- What is needed -
Repeat the whole of the data, keeping every detail the same.

- Dataset records -

+===+

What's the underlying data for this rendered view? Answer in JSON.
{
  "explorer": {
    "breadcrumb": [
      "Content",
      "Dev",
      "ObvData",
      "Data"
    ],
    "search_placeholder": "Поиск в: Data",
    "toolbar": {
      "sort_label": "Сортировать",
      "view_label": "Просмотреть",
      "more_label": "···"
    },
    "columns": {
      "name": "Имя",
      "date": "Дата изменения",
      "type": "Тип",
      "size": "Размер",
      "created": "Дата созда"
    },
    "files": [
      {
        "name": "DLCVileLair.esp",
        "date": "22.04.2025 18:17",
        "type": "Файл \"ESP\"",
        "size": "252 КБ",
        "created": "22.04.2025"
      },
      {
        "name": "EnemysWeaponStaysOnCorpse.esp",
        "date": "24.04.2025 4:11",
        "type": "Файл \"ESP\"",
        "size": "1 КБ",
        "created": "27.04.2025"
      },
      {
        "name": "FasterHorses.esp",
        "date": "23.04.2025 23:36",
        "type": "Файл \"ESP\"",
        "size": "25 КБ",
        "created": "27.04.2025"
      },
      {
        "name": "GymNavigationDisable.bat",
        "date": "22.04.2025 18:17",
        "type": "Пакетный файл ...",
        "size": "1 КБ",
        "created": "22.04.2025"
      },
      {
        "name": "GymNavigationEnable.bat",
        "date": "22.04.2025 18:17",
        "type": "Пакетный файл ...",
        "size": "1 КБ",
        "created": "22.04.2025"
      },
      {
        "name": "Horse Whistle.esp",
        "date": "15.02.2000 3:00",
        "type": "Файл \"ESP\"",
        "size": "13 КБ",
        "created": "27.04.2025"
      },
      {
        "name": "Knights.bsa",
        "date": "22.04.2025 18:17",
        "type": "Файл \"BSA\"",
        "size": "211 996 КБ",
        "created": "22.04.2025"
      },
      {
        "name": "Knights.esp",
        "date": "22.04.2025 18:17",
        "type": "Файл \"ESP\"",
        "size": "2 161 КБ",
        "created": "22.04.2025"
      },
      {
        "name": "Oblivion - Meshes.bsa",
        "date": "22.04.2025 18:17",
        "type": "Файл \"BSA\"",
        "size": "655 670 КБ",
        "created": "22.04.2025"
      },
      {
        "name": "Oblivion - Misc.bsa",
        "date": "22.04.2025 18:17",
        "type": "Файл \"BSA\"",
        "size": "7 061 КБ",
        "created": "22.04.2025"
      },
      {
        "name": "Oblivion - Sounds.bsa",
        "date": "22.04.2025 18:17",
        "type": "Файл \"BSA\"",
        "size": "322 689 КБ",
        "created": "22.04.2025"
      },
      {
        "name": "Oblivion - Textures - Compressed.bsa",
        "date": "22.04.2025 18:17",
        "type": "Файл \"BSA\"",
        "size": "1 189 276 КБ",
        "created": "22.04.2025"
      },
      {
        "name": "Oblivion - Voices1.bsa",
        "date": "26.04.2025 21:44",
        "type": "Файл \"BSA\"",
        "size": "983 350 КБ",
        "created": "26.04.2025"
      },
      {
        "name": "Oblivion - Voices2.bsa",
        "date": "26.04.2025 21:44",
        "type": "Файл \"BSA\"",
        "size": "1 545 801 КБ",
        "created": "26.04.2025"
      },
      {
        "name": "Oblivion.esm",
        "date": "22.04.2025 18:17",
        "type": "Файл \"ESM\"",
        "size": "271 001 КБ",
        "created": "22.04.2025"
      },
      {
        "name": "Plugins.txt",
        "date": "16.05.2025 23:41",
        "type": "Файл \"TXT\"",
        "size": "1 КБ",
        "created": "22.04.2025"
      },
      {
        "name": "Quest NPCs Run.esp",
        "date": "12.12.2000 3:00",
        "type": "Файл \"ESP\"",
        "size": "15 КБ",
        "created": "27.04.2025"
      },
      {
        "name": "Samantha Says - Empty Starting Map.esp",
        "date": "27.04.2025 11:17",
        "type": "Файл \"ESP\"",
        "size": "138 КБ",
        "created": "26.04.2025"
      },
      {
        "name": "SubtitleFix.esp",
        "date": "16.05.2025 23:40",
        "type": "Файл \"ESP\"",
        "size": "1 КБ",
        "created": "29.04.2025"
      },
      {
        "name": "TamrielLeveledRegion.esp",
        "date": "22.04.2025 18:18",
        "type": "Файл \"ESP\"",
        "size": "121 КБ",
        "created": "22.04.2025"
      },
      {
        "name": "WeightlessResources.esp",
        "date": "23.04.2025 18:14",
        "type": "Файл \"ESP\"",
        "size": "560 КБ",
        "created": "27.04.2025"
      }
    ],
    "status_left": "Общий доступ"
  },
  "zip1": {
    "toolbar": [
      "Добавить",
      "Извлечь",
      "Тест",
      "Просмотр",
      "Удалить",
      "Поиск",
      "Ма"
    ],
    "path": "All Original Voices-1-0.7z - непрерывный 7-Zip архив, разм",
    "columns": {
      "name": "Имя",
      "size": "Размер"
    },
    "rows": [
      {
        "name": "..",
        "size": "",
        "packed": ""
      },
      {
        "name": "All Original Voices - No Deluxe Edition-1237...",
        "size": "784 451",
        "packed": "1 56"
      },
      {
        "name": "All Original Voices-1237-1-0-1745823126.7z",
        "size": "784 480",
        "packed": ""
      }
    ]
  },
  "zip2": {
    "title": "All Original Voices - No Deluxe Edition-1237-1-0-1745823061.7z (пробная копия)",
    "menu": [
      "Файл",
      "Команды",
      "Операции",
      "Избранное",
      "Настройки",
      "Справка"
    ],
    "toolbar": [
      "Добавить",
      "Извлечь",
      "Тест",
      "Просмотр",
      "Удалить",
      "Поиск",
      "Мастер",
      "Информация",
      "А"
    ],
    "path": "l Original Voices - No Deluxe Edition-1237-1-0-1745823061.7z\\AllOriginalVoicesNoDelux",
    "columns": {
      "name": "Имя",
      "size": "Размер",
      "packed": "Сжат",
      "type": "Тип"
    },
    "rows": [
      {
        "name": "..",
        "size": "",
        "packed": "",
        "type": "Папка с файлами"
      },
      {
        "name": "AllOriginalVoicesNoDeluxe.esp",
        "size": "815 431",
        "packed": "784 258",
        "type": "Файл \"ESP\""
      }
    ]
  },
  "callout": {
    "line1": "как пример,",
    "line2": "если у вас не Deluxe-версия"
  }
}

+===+

- Answer space -
What's the underlying data for this rendered view? Answer in JSON.
{
  "explorer": {
    "breadcrumb": [
      "Content",
      "Dev",
      "ObvData",
      "Data"
    ],
    "search_placeholder": "Поиск в: Data",
    "toolbar": {
      "sort_label": "Сортировать",
      "view_label": "Просмотреть",
      "more_label": "···"
    },
    "columns": {
      "name": "Имя",
      "date": "Дата изменения",
      "type": "Тип",
      "size": "Размер",
      "created": "Дата созда"
    },
    "files": [
      {
        "name": "DLCVileLair.esp",
        "date": "22.04.2025 18:17",
        "type": "Файл \"ESP\"",
        "size": "252 КБ",
        "created": "22.04.2025"
      },
      {
        "name": "EnemysWeaponStaysOnCorpse.esp",
        "date": "24.04.2025 4:11",
        "type": "Файл \"ESP\"",
        "size": "1 КБ",
        "created": "27.04.2025"
      },
      {
        "name": "FasterHorses.esp",
        "date": "23.04.2025 23:36",
        "type": "Файл \"ESP\"",
        "size": "25 КБ",
        "created": "27.04.2025"
      },
      {
        "name": "GymNavigationDisable.bat",
        "date": "22.04.2025 18:17",
        "type": "Пакетный файл ...",
        "size": "1 КБ",
        "created": "22.04.2025"
      },
      {
        "name": "GymNavigationEnable.bat",
        "date": "22.04.2025 18:17",
        "type": "Пакетный файл ...",
        "size": "1 КБ",
        "created": "22.04.2025"
      },
      {
        "name": "Horse Whistle.esp",
        "date": "15.02.2000 3:00",
        "type": "Файл \"ESP\"",
        "size": "13 КБ",
        "created": "27.04.2025"
      },
      {
        "name": "Knights.bsa",
        "date": "22.04.2025 18:17",
        "type": "Файл \"BSA\"",
        "size": "211 996 КБ",
        "created": "22.04.2025"
      },
      {
        "name": "Knights.esp",
        "date": "22.04.2025 18:17",
        "type": "Файл \"ESP\"",
        "size": "2 161 КБ",
        "created": "22.04.2025"
      },
      {
        "name": "Oblivion - Meshes.bsa",
        "date": "22.04.2025 18:17",
        "type": "Файл \"BSA\"",
        "size": "655 670 КБ",
        "created": "22.04.2025"
      },
      {
        "name": "Oblivion - Misc.bsa",
        "date": "22.04.2025 18:17",
        "type": "Файл \"BSA\"",
        "size": "7 061 КБ",
        "created": "22.04.2025"
      },
      {
        "name": "Oblivion - Sounds.bsa",
        "date": "22.04.2025 18:17",
        "type": "Файл \"BSA\"",
        "size": "322 689 КБ",
        "created": "22.04.2025"
      },
      {
        "name": "Oblivion - Textures - Compressed.bsa",
        "date": "22.04.2025 18:17",
        "type": "Файл \"BSA\"",
        "size": "1 189 276 КБ",
        "created": "22.04.2025"
      },
      {
        "name": "Oblivion - Voices1.bsa",
        "date": "26.04.2025 21:44",
        "type": "Файл \"BSA\"",
        "size": "983 350 КБ",
        "created": "26.04.2025"
      },
      {
        "name": "Oblivion - Voices2.bsa",
        "date": "26.04.2025 21:44",
        "type": "Файл \"BSA\"",
        "size": "1 545 801 КБ",
        "created": "26.04.2025"
      },
      {
        "name": "Oblivion.esm",
        "date": "22.04.2025 18:17",
        "type": "Файл \"ESM\"",
        "size": "271 001 КБ",
        "created": "22.04.2025"
      },
      {
        "name": "Plugins.txt",
        "date": "16.05.2025 23:41",
        "type": "Файл \"TXT\"",
        "size": "1 КБ",
        "created": "22.04.2025"
      },
      {
        "name": "Quest NPCs Run.esp",
        "date": "12.12.2000 3:00",
        "type": "Файл \"ESP\"",
        "size": "15 КБ",
        "created": "27.04.2025"
      },
      {
        "name": "Samantha Says - Empty Starting Map.esp",
        "date": "27.04.2025 11:17",
        "type": "Файл \"ESP\"",
        "size": "138 КБ",
        "created": "26.04.2025"
      },
      {
        "name": "SubtitleFix.esp",
        "date": "16.05.2025 23:40",
        "type": "Файл \"ESP\"",
        "size": "1 КБ",
        "created": "29.04.2025"
      },
      {
        "name": "TamrielLeveledRegion.esp",
        "date": "22.04.2025 18:18",
        "type": "Файл \"ESP\"",
        "size": "121 КБ",
        "created": "22.04.2025"
      },
      {
        "name": "WeightlessResources.esp",
        "date": "23.04.2025 18:14",
        "type": "Файл \"ESP\"",
        "size": "560 КБ",
        "created": "27.04.2025"
      }
    ],
    "status_left": "Общий доступ"
  },
  "zip1": {
    "toolbar": [
      "Добавить",
      "Извлечь",
      "Тест",
      "Просмотр",
      "Удалить",
      "Поиск",
      "Ма"
    ],
    "path": "All Original Voices-1-0.7z - непрерывный 7-Zip архив, разм",
    "columns": {
      "name": "Имя",
      "size": "Размер"
    },
    "rows": [
      {
        "name": "..",
        "size": "",
        "packed": ""
      },
      {
        "name": "All Original Voices - No Deluxe Edition-1237...",
        "size": "784 451",
        "packed": "1 56"
      },
      {
        "name": "All Original Voices-1237-1-0-1745823126.7z",
        "size": "784 480",
        "packed": ""
      }
    ]
  },
  "zip2": {
    "title": "All Original Voices - No Deluxe Edition-1237-1-0-1745823061.7z (пробная копия)",
    "menu": [
      "Файл",
      "Команды",
      "Операции",
      "Избранное",
      "Настройки",
      "Справка"
    ],
    "toolbar": [
      "Добавить",
      "Извлечь",
      "Тест",
      "Просмотр",
      "Удалить",
      "Поиск",
      "Мастер",
      "Информация",
      "А"
    ],
    "path": "l Original Voices - No Deluxe Edition-1237-1-0-1745823061.7z\\AllOriginalVoicesNoDelux",
    "columns": {
      "name": "Имя",
      "size": "Размер",
      "packed": "Сжат",
      "type": "Тип"
    },
    "rows": [
      {
        "name": "..",
        "size": "",
        "packed": "",
        "type": "Папка с файлами"
      },
      {
        "name": "AllOriginalVoicesNoDeluxe.esp",
        "size": "815 431",
        "packed": "784 258",
        "type": "Файл \"ESP\""
      }
    ]
  },
  "callout": {
    "line1": "как пример,",
    "line2": "если у вас не Deluxe-версия"
  }
}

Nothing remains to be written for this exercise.